_EXTRACTED RECORDS_.
□ □ □ □

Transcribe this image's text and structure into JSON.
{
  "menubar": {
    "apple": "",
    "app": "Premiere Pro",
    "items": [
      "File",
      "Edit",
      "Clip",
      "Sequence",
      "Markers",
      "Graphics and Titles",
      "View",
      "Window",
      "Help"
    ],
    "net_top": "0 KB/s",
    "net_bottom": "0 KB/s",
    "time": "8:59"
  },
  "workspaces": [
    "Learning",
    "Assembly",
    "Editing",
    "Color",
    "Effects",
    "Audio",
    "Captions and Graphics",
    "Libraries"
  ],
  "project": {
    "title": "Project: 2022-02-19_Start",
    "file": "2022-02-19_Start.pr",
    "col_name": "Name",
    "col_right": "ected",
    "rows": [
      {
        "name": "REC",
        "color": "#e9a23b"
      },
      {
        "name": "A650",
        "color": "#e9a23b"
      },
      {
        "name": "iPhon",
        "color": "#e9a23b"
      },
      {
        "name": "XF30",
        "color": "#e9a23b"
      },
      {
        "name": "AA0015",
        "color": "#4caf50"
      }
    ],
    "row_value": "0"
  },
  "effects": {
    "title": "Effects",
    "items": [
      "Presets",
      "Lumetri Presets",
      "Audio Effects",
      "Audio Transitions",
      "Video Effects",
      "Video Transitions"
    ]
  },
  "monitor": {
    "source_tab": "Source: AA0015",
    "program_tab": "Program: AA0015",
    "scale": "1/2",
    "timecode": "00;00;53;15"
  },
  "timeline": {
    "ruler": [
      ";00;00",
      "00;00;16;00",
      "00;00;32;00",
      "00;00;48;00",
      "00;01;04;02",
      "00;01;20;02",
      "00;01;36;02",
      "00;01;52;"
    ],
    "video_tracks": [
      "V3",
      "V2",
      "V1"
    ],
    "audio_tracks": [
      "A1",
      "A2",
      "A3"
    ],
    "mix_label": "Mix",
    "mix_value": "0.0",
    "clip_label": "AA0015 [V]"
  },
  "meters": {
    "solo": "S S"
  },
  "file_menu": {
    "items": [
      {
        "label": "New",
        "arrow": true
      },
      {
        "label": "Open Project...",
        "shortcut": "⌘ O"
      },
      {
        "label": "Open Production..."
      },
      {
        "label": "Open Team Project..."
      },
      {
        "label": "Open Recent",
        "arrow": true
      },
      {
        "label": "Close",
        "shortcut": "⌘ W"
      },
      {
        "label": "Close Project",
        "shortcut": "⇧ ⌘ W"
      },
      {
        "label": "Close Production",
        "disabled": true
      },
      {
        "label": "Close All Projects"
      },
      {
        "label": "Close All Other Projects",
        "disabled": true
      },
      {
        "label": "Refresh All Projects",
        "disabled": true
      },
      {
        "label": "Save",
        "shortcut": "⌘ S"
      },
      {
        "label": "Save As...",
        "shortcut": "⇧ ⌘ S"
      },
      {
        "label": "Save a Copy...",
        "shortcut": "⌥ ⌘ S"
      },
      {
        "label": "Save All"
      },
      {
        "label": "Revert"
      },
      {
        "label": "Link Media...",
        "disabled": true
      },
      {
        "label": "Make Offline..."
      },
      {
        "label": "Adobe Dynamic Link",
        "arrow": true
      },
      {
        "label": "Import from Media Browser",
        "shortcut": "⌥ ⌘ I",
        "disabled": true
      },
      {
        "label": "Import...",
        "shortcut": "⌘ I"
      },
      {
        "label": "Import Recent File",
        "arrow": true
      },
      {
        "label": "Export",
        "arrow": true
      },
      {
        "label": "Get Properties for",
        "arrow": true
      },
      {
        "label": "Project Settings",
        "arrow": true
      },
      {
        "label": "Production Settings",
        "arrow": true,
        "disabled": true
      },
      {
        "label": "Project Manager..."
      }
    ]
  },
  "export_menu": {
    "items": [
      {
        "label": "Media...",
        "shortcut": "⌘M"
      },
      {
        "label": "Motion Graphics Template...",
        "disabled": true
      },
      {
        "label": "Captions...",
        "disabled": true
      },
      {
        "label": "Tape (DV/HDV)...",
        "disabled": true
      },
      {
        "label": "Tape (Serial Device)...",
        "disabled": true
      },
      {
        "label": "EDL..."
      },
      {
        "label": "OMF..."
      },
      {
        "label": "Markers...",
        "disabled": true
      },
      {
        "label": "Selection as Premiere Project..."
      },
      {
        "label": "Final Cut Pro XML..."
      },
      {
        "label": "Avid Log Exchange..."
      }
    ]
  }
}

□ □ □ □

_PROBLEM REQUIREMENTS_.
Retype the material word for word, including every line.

_RESULT OF THE EXERCISE_.
Transcribe this image's text and structure into JSON.
{
  "menubar": {
    "apple": "",
    "app": "Premiere Pro",
    "items": [
      "File",
      "Edit",
      "Clip",
      "Sequence",
      "Markers",
      "Graphics and Titles",
      "View",
      "Window",
      "Help"
    ],
    "net_top": "0 KB/s",
    "net_bottom": "0 KB/s",
    "time": "8:59"
  },
  "workspaces": [
    "Learning",
    "Assembly",
    "Editing",
    "Color",
    "Effects",
    "Audio",
    "Captions and Graphics",
    "Libraries"
  ],
  "project": {
    "title": "Project: 2022-02-19_Start",
    "file": "2022-02-19_Start.pr",
    "col_name": "Name",
    "col_right": "ected",
    "rows": [
      {
        "name": "REC",
        "color": "#e9a23b"
      },
      {
        "name": "A650",
        "color": "#e9a23b"
      },
      {
        "name": "iPhon",
        "color": "#e9a23b"
      },
      {
        "name": "XF30",
        "color": "#e9a23b"
      },
      {
        "name": "AA0015",
        "color": "#4caf50"
      }
    ],
    "row_value": "0"
  },
  "effects": {
    "title": "Effects",
    "items": [
      "Presets",
      "Lumetri Presets",
      "Audio Effects",
      "Audio Transitions",
      "Video Effects",
      "Video Transitions"
    ]
  },
  "monitor": {
    "source_tab": "Source: AA0015",
    "program_tab": "Program: AA0015",
    "scale": "1/2",
    "timecode": "00;00;53;15"
  },
  "timeline": {
    "ruler": [
      ";00;00",
      "00;00;16;00",
      "00;00;32;00",
      "00;00;48;00",
      "00;01;04;02",
      "00;01;20;02",
      "00;01;36;02",
      "00;01;52;"
    ],
    "video_tracks": [
      "V3",
      "V2",
      "V1"
    ],
    "audio_tracks": [
      "A1",
      "A2",
      "A3"
    ],
    "mix_label": "Mix",
    "mix_value": "0.0",
    "clip_label": "AA0015 [V]"
  },
  "meters": {
    "solo": "S S"
  },
  "file_menu": {
    "items": [
      {
        "label": "New",
        "arrow": true
      },
      {
        "label": "Open Project...",
        "shortcut": "⌘ O"
      },
      {
        "label": "Open Production..."
      },
      {
        "label": "Open Team Project..."
      },
      {
        "label": "Open Recent",
        "arrow": true
      },
      {
        "label": "Close",
        "shortcut": "⌘ W"
      },
      {
        "label": "Close Project",
        "shortcut": "⇧ ⌘ W"
      },
      {
        "label": "Close Production",
        "disabled": true
      },
      {
        "label": "Close All Projects"
      },
      {
        "label": "Close All Other Projects",
        "disabled": true
      },
      {
        "label": "Refresh All Projects",
        "disabled": true
      },
      {
        "label": "Save",
        "shortcut": "⌘ S"
      },
      {
        "label": "Save As...",
        "shortcut": "⇧ ⌘ S"
      },
      {
        "label": "Save a Copy...",
        "shortcut": "⌥ ⌘ S"
      },
      {
        "label": "Save All"
      },
      {
        "label": "Revert"
      },
      {
        "label": "Link Media...",
        "disabled": true
      },
      {
        "label": "Make Offline..."
      },
      {
        "label": "Adobe Dynamic Link",
        "arrow": true
      },
      {
        "label": "Import from Media Browser",
        "shortcut": "⌥ ⌘ I",
        "disabled": true
      },
      {
        "label": "Import...",
        "shortcut": "⌘ I"
      },
      {
        "label": "Import Recent File",
        "arrow": true
      },
      {
        "label": "Export",
        "arrow": true
      },
      {
        "label": "Get Properties for",
        "arrow": true
      },
      {
        "label": "Project Settings",
        "arrow": true
      },
      {
        "label": "Production Settings",
        "arrow": true,
        "disabled": true
      },
      {
        "label": "Project Manager..."
      }
    ]
  },
  "export_menu": {
    "items": [
      {
        "label": "Media...",
        "shortcut": "⌘M"
      },
      {
        "label": "Motion Graphics Template...",
        "disabled": true
      },
      {
        "label": "Captions...",
        "disabled": true
      },
      {
        "label": "Tape (DV/HDV)...",
        "disabled": true
      },
      {
        "label": "Tape (Serial Device)...",
        "disabled": true
      },
      {
        "label": "EDL..."
      },
      {
        "label": "OMF..."
      },
      {
        "label": "Markers...",
        "disabled": true
      },
      {
        "label": "Selection as Premiere Project..."
      },
      {
        "label": "Final Cut Pro XML..."
      },
      {
        "label": "Avid Log Exchange..."
      }
    ]
  }
}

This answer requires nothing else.